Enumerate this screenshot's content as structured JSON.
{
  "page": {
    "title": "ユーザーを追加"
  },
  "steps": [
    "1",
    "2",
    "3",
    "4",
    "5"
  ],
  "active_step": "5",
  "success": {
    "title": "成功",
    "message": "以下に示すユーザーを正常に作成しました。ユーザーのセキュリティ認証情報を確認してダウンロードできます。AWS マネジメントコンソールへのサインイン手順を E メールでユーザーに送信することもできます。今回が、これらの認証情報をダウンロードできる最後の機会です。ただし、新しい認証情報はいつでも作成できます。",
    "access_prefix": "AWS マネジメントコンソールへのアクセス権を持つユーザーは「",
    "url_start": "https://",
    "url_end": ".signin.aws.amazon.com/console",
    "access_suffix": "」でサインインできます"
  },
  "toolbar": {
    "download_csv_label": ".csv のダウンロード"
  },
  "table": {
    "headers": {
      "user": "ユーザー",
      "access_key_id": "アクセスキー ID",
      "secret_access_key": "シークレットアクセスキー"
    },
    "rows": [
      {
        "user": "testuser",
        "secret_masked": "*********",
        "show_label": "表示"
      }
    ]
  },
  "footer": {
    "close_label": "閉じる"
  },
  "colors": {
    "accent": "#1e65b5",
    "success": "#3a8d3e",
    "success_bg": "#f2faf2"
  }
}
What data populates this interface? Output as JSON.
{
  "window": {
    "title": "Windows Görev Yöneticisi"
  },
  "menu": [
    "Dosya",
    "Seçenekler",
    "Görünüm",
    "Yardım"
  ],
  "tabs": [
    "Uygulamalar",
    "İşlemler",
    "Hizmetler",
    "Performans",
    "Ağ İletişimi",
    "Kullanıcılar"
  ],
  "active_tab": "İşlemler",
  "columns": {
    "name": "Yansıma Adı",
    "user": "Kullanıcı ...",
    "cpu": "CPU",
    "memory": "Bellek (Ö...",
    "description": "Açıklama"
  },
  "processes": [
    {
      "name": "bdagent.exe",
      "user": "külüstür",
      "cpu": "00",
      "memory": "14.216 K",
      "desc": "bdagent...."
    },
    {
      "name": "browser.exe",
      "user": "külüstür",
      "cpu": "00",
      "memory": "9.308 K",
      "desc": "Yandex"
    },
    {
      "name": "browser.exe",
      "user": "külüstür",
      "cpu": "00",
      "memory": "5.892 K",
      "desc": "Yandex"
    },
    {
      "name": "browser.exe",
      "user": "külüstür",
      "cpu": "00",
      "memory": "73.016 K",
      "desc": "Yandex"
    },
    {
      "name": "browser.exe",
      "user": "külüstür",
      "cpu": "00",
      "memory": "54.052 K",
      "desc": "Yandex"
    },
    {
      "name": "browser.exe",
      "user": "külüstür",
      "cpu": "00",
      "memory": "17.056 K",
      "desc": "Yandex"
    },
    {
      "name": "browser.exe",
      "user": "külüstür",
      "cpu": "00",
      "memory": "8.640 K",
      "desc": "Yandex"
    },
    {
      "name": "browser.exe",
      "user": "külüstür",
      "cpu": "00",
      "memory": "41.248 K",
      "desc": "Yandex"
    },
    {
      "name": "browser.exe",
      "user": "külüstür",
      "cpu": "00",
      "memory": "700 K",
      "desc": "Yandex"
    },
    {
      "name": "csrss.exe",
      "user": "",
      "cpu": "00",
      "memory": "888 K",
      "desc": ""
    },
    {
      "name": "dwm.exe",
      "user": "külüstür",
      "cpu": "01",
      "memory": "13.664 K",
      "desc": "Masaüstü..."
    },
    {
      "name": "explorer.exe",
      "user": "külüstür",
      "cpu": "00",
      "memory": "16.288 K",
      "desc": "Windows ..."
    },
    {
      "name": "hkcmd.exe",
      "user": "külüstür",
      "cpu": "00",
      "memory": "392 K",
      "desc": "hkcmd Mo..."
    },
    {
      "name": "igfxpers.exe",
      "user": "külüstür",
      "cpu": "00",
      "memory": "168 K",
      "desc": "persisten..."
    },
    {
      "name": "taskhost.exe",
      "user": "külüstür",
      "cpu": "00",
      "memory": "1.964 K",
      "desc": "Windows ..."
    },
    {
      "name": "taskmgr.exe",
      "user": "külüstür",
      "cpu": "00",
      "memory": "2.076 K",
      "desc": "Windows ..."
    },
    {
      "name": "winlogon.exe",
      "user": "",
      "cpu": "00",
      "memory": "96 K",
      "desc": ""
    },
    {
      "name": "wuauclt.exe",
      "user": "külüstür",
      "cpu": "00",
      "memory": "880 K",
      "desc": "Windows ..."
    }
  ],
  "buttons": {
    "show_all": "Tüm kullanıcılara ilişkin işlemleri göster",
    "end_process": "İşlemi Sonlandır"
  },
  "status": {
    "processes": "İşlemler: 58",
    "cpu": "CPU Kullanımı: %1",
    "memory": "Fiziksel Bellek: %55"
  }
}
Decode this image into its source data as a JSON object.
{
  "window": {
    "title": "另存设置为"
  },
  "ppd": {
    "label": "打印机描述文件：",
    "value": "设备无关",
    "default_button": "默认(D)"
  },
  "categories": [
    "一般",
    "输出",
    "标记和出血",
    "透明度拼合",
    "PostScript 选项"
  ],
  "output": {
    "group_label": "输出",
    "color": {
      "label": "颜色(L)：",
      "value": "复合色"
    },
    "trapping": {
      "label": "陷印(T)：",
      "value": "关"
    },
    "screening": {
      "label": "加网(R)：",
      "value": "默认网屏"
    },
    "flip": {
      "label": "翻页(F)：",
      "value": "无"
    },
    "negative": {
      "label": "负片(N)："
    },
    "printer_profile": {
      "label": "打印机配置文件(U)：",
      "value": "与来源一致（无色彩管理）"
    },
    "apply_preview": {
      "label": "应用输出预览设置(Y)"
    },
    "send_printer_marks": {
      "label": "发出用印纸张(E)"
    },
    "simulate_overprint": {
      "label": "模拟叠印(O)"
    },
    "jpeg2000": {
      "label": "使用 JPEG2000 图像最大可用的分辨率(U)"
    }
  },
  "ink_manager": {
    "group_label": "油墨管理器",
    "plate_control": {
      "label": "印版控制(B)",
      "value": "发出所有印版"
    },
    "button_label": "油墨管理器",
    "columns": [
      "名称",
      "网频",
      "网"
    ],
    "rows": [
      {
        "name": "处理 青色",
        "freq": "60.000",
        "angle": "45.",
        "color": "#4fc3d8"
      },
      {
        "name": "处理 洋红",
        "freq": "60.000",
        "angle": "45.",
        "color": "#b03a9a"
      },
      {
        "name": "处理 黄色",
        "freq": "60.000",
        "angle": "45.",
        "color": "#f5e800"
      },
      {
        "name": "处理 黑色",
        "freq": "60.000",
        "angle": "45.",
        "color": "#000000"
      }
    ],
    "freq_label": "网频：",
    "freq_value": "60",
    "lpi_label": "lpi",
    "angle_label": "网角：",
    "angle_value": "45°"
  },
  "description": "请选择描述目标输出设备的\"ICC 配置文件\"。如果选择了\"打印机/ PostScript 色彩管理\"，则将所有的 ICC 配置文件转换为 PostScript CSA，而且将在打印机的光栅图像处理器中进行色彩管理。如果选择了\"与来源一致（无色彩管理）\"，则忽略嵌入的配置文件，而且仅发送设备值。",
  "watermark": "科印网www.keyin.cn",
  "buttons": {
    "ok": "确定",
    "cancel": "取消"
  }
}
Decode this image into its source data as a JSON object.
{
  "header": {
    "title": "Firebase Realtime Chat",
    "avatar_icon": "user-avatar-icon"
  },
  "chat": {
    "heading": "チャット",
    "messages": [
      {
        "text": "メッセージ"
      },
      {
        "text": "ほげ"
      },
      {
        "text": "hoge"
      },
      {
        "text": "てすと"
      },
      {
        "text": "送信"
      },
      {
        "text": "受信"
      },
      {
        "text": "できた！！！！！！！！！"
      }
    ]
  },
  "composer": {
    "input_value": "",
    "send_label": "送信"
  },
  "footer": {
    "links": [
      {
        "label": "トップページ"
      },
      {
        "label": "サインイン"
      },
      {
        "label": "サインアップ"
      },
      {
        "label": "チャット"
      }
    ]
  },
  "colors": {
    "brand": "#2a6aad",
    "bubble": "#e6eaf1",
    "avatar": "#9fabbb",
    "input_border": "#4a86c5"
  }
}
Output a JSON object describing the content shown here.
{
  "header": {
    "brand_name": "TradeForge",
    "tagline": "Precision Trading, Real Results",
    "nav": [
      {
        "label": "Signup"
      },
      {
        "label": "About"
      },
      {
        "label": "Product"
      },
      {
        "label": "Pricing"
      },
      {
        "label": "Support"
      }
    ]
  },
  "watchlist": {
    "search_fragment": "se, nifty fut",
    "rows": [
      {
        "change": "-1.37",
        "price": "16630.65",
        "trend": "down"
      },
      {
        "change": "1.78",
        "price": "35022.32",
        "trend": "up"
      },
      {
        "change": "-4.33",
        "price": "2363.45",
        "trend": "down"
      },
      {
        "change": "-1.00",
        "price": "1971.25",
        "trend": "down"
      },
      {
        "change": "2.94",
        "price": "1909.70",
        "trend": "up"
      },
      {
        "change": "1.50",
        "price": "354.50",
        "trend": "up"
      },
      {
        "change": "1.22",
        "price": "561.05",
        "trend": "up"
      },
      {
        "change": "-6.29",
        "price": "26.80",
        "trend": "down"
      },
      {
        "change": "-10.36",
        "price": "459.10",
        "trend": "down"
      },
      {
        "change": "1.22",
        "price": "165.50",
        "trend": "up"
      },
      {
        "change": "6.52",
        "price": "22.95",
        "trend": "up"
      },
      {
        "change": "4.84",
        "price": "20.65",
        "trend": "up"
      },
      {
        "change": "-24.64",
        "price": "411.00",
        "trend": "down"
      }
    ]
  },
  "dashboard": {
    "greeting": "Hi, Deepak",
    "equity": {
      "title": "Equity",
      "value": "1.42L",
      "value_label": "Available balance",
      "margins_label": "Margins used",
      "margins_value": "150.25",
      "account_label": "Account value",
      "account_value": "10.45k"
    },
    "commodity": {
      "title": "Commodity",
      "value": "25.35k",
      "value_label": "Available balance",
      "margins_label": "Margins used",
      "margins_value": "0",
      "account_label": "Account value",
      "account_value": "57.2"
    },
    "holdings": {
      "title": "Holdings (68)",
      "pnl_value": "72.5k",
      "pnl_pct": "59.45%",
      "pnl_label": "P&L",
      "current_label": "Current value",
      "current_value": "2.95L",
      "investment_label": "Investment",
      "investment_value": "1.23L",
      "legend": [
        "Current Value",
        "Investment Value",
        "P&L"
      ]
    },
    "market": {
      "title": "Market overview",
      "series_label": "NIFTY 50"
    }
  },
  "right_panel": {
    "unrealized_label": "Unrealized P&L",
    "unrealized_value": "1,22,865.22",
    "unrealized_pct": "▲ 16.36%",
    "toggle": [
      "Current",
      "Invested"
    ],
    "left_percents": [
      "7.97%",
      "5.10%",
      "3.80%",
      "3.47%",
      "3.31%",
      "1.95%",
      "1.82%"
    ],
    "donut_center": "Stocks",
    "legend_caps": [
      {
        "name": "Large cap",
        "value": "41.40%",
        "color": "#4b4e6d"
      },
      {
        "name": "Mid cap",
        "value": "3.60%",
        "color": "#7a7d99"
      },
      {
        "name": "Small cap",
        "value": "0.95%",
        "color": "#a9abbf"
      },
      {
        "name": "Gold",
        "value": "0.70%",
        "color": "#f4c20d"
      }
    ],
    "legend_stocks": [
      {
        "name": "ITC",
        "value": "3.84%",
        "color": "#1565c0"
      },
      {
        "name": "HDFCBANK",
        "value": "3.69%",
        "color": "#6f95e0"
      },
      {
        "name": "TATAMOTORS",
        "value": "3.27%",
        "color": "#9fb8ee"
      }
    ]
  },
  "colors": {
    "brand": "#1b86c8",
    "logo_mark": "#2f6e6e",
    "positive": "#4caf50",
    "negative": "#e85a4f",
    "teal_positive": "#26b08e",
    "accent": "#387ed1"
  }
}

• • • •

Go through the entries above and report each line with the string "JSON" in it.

Enumerate this screenshot's content as structured JSON.
What data populates this interface? Output as JSON.
Decode this image into its source data as a JSON object.
Decode this image into its source data as a JSON object.
Output a JSON object describing the content shown here.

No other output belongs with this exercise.